Saturday, February 26, 2011


Two weeks ago the feeding program at Farito started back up, one of the programs that Manna helps facilitate on a weekly basis.  The program was started by Kathy August, a missionary who also lives here in Nicaragua.  This year, however, she is taking a 6-month break from Nicaragua to teach in the United States, and so the Manna team has  taken over the twice weekly job of organizing and feeding lunches to about fifty to sixty kids that live in Cedro Galon.
How it works is we have an organized schedule that designates two cooks for every Tuesday and Thursday, who are women living in the community.  Everyone who volunteered to be on the schedule will cook about once a month.   Our duties then are to help make sure that all of the kids wash their hands before they eat, receive their food, and then brush their teeth afterwards.  We also assign a few kids to help with clean-up afterwards in order to get some Farito dollars for the Venta.  Despite the whole process being a little loud and crazy, everything worked out the past couple of weeks and the kids were happy and fed.  We had around sixty kids the first week and about the same this past week.  So far so good and we look forward for the weeks to come!
The kids getting ready to get their food. 

The kids enjoying their comida!

PD's Amanda and Johanna washing dishes.

Table of girls enjoying their meal.

Shirley smiling with her clean bowl after her meal.

Thursday, February 17, 2011

donating blood

Sara Zeledon Hernandez is an 8 year old girl in our Child Sponsorship program who was diagnosed with aplastic anemia 13 months ago.  Aplastic anemia is a condition where the bone marrow doesn’t produce enough blood cells – WBCs, RBCs, and platelets.  Every 8 days, she gets her blood counts checked and receives a blood transfusion if the numbers are below normal.  5 Manna program directors and 1 community member, Karen Bustos, donated blood at the Nicaraguan Red Cross in Sara’s name to ensure she receives the blood she needs!
Donating blood in Nicaragua was exactly the same as in the US.  I learned that Nicaragua has one of the greatest donor rates in the entire world!
500cc later... I've ensured Sara will receive blood :)
Katie and Matt finishing up and about to relax with some pear juice.
Amanda mid-stick.
When Karen learned she was a universal donor, she got extremely excited and asked how often she was able to donate.  The sense of community and desire to help others in this country is amazing.

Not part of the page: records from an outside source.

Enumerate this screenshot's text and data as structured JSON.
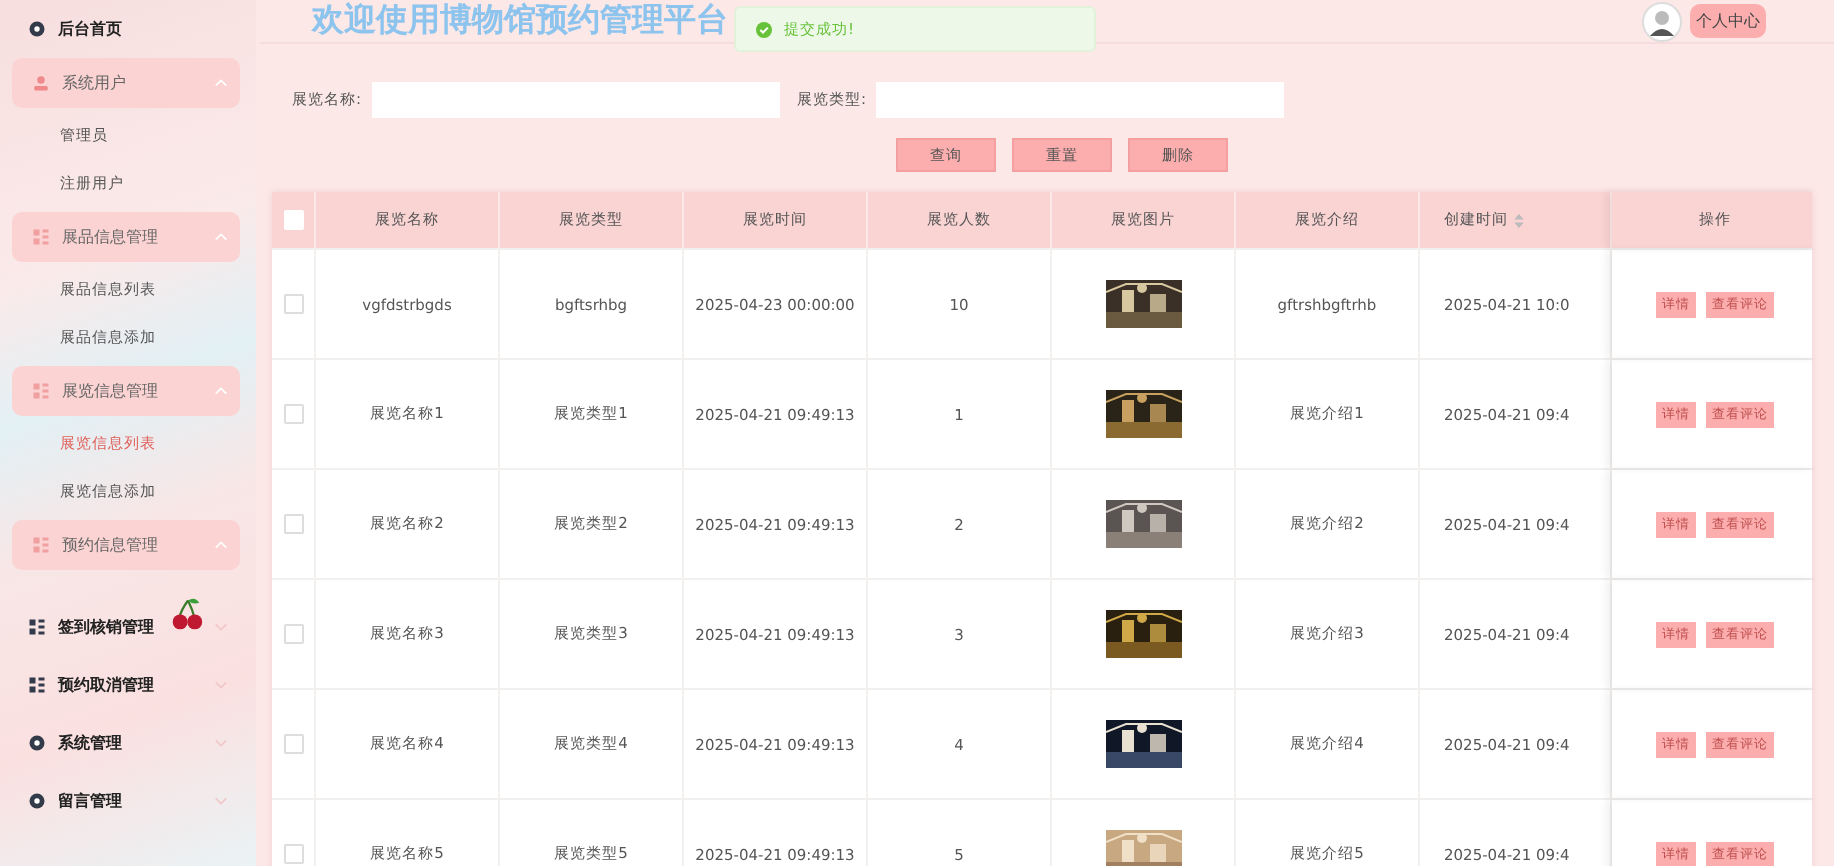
{
  "sidebar": {
    "items": [
      {
        "label": "后台首页",
        "kind": "link"
      },
      {
        "label": "系统用户",
        "kind": "group",
        "expanded": true,
        "children": [
          {
            "label": "管理员",
            "selected": false
          },
          {
            "label": "注册用户",
            "selected": false
          }
        ]
      },
      {
        "label": "展品信息管理",
        "kind": "group",
        "expanded": true,
        "children": [
          {
            "label": "展品信息列表",
            "selected": false
          },
          {
            "label": "展品信息添加",
            "selected": false
          }
        ]
      },
      {
        "label": "展览信息管理",
        "kind": "group",
        "expanded": true,
        "children": [
          {
            "label": "展览信息列表",
            "selected": true
          },
          {
            "label": "展览信息添加",
            "selected": false
          }
        ]
      },
      {
        "label": "预约信息管理",
        "kind": "group",
        "expanded": true
      },
      {
        "label": "签到核销管理",
        "kind": "plain",
        "expanded": false
      },
      {
        "label": "预约取消管理",
        "kind": "plain",
        "expanded": false
      },
      {
        "label": "系统管理",
        "kind": "plain",
        "expanded": false
      },
      {
        "label": "留言管理",
        "kind": "plain",
        "expanded": false
      }
    ]
  },
  "header": {
    "title": "欢迎使用博物馆预约管理平台",
    "toast": "提交成功!",
    "profile_button": "个人中心"
  },
  "search": {
    "fields": [
      {
        "label": "展览名称:"
      },
      {
        "label": "展览类型:"
      }
    ],
    "buttons": [
      "查询",
      "重置",
      "删除"
    ]
  },
  "table": {
    "columns": [
      "展览名称",
      "展览类型",
      "展览时间",
      "展览人数",
      "展览图片",
      "展览介绍",
      "创建时间",
      "操作"
    ],
    "select_all": false,
    "rows": [
      {
        "selected": false,
        "name": "vgfdstrbgds",
        "type": "bgftsrhbg",
        "time": "2025-04-23 00:00:00",
        "count": "10",
        "picture": {
          "kind": "picture"
        },
        "intro": "gftrshbgftrhb",
        "created": "2025-04-21 10:0",
        "actions": [
          "详情",
          "查看评论"
        ]
      },
      {
        "selected": false,
        "name": "展览名称1",
        "type": "展览类型1",
        "time": "2025-04-21 09:49:13",
        "count": "1",
        "picture": {
          "kind": "picture"
        },
        "intro": "展览介绍1",
        "created": "2025-04-21 09:4",
        "actions": [
          "详情",
          "查看评论"
        ]
      },
      {
        "selected": false,
        "name": "展览名称2",
        "type": "展览类型2",
        "time": "2025-04-21 09:49:13",
        "count": "2",
        "picture": {
          "kind": "picture"
        },
        "intro": "展览介绍2",
        "created": "2025-04-21 09:4",
        "actions": [
          "详情",
          "查看评论"
        ]
      },
      {
        "selected": false,
        "name": "展览名称3",
        "type": "展览类型3",
        "time": "2025-04-21 09:49:13",
        "count": "3",
        "picture": {
          "kind": "picture"
        },
        "intro": "展览介绍3",
        "created": "2025-04-21 09:4",
        "actions": [
          "详情",
          "查看评论"
        ]
      },
      {
        "selected": false,
        "name": "展览名称4",
        "type": "展览类型4",
        "time": "2025-04-21 09:49:13",
        "count": "4",
        "picture": {
          "kind": "picture"
        },
        "intro": "展览介绍4",
        "created": "2025-04-21 09:4",
        "actions": [
          "详情",
          "查看评论"
        ]
      },
      {
        "selected": false,
        "name": "展览名称5",
        "type": "展览类型5",
        "time": "2025-04-21 09:49:13",
        "count": "5",
        "picture": {
          "kind": "picture"
        },
        "intro": "展览介绍5",
        "created": "2025-04-21 09:4",
        "actions": [
          "详情",
          "查看评论"
        ]
      }
    ]
  }
}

Monday, February 7, 2011


This past Saturday, we gathered children and their families from our Child Sponsorship program and headed to the Land for a paseo (field trip)!  The Land is a sports complex created and maintained by the August family, missionaries from Seattle, Washington.  We danced to music, ate snacks of bananas and cremas, played on the swings, shot hoops, and played lots of soccer, keep away, and tag.  The day ended with a piñata and lots of smiles as the kids collected as many caramelas (candies) that their little hands could hold. 
The field trip was an incredibly fun opportunity for the families as they rarely leave the confines of Chureca.  It was an afternoon where the kids weren’t expected to help work and the parents could relax as their little ones ran out their seemingly endless amounts of energy.  The PDs also took advantage of this time to further our relationships with our CS community.
Douglas takes a swing at the piñata

how many caramelas can you hold?

Jose Antonio


Tuesday, February 1, 2011

Ready, Set, Fast!

This past Thursday and Friday the Manna Project volunteers and staff from all three sites participated in a 30-hour famine.  Yes that does mean each and everyone of us went thirty hours with only the consumption of water and juice, and I'll be the first to admit that it was not easy. It began on Thursday at one in the afternoon and ended the following night at seven in the evening.  World Vision developed the 30-hour famine as a fundraiser to help raise money and awareness toward its global effects to end hunger, and so we thought it would be something unique and enlightening to do as a team.  According to the World Vision website, more than 1 billion people go hungry everyday, and so for thirty hours we experienced a little bit of what about a third of the population battles with on a daily basis. Even though this event was a test to our physical and mental strength, I think we would all agree that we were grateful to have participated and for experience and insight we acquired because of it. To break the fast one of Amira's friends Kathryn, who works for the Canadian Red Cross, came to the house and gave us a brief presentation on some current nutrition issues here in Nicaragua and the work that she is specifically involved in.  She presented us with a lot of awesome resources and information, some of which the Child Sponsorship team might use.  And then after we had a feast of spaghetti and ice cream. Delicious!!

Also this past week Steph and Matt worked with Amanda Gutierrez, a local missionary here in Nicaragua, to help give out backpacks to kids who passed their last year of school.  In order to receive a backpack, the child had to bring their report card as evidence of their completion.  Inside of the backpacks were various school supplies for the upcoming year, such as notebooks, rulers, and pens and pencils.  The kids were definitely excited for their new things, and lets hope even more excited for the upcoming school year, which begins February 15th!

Steph and Alba signing people in.
All of the backpacks sorted by grade level.
Some of the boys excited to show off their new supplies!